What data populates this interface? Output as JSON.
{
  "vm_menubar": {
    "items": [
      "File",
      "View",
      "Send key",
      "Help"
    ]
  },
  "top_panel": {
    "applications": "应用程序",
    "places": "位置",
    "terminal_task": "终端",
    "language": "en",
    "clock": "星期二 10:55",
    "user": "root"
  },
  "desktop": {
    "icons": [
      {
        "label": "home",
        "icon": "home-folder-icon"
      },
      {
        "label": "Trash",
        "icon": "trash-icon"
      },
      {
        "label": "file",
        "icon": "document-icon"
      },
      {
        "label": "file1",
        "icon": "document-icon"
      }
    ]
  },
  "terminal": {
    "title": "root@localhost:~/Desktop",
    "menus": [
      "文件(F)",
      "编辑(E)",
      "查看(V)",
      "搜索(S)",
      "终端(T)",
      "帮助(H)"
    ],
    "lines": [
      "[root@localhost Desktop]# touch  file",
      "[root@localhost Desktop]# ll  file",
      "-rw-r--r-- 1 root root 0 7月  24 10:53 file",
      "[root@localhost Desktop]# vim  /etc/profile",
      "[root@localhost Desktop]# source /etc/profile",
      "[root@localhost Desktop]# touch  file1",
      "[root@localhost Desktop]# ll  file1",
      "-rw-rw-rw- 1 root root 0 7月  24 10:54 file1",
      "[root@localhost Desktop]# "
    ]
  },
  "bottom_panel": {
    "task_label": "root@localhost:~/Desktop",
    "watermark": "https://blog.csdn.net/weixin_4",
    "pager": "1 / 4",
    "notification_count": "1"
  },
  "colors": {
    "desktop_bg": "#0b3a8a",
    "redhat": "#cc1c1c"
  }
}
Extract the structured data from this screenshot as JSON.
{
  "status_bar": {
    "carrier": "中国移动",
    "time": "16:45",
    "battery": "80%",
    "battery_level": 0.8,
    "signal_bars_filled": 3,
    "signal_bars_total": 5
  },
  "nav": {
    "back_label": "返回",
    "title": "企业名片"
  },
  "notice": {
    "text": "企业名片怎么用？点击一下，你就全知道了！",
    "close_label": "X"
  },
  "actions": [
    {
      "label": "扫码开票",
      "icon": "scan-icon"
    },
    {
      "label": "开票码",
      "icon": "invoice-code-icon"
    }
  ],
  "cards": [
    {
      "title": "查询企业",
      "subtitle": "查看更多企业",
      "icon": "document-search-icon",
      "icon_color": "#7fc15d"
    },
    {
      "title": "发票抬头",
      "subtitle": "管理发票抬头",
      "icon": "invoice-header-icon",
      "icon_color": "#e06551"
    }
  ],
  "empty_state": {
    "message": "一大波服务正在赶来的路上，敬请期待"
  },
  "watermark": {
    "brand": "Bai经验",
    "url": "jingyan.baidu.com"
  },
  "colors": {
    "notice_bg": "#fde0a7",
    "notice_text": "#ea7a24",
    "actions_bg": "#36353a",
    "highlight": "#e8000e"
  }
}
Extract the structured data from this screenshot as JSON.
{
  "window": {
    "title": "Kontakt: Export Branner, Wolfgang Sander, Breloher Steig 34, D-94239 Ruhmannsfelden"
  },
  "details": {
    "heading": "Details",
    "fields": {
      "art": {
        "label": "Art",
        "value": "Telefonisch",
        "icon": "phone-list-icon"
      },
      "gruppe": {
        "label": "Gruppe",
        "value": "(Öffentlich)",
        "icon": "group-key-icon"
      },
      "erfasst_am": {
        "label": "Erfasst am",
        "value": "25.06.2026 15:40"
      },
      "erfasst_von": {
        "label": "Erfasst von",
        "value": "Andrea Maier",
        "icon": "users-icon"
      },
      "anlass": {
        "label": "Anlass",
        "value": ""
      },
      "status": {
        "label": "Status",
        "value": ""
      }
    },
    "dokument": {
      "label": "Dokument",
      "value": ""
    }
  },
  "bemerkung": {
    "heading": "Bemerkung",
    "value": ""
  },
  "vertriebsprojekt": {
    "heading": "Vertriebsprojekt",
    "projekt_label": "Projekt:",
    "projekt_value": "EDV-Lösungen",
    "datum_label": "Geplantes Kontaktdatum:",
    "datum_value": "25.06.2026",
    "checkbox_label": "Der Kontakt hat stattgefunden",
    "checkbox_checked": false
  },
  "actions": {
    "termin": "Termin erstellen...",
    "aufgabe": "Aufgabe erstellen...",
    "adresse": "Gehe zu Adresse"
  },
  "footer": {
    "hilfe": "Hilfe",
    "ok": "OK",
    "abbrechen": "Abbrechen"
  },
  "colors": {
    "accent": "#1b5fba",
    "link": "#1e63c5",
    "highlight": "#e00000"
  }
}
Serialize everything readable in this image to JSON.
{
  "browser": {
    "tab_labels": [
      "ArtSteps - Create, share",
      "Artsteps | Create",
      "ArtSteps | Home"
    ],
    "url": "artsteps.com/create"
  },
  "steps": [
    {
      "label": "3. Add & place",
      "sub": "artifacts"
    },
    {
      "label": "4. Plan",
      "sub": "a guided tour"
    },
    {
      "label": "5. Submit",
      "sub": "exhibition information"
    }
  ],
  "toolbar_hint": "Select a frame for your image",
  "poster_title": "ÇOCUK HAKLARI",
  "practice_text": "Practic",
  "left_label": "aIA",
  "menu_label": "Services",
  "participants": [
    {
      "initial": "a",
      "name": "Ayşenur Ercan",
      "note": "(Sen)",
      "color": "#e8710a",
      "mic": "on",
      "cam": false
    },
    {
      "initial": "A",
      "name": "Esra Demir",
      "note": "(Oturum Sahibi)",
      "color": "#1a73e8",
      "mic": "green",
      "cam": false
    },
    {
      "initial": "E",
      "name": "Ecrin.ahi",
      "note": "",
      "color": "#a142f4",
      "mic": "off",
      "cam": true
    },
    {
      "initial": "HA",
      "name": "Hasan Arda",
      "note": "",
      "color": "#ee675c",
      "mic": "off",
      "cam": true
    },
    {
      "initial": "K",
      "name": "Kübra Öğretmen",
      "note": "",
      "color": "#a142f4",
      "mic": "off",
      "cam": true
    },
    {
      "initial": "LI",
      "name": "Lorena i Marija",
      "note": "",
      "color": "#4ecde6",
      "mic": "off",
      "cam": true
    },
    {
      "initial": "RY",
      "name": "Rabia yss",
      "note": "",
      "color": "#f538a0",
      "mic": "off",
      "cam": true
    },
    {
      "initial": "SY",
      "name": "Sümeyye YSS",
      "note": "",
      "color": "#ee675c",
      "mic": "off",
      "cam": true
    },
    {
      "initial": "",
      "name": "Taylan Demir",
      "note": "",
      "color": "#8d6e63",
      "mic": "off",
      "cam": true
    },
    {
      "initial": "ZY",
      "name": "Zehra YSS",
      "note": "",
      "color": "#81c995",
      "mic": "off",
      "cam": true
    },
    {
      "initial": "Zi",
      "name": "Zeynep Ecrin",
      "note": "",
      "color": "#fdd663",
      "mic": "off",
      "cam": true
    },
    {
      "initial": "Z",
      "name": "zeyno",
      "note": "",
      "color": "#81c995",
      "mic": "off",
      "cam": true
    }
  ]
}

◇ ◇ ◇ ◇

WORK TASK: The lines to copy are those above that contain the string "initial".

TASK ANSWER:
      "initial": "a",
      "initial": "A",
      "initial": "E",
      "initial": "HA",
      "initial": "K",
      "initial": "LI",
      "initial": "RY",
      "initial": "SY",
      "initial": "",
      "initial": "ZY",
      "initial": "Zi",
      "initial": "Z",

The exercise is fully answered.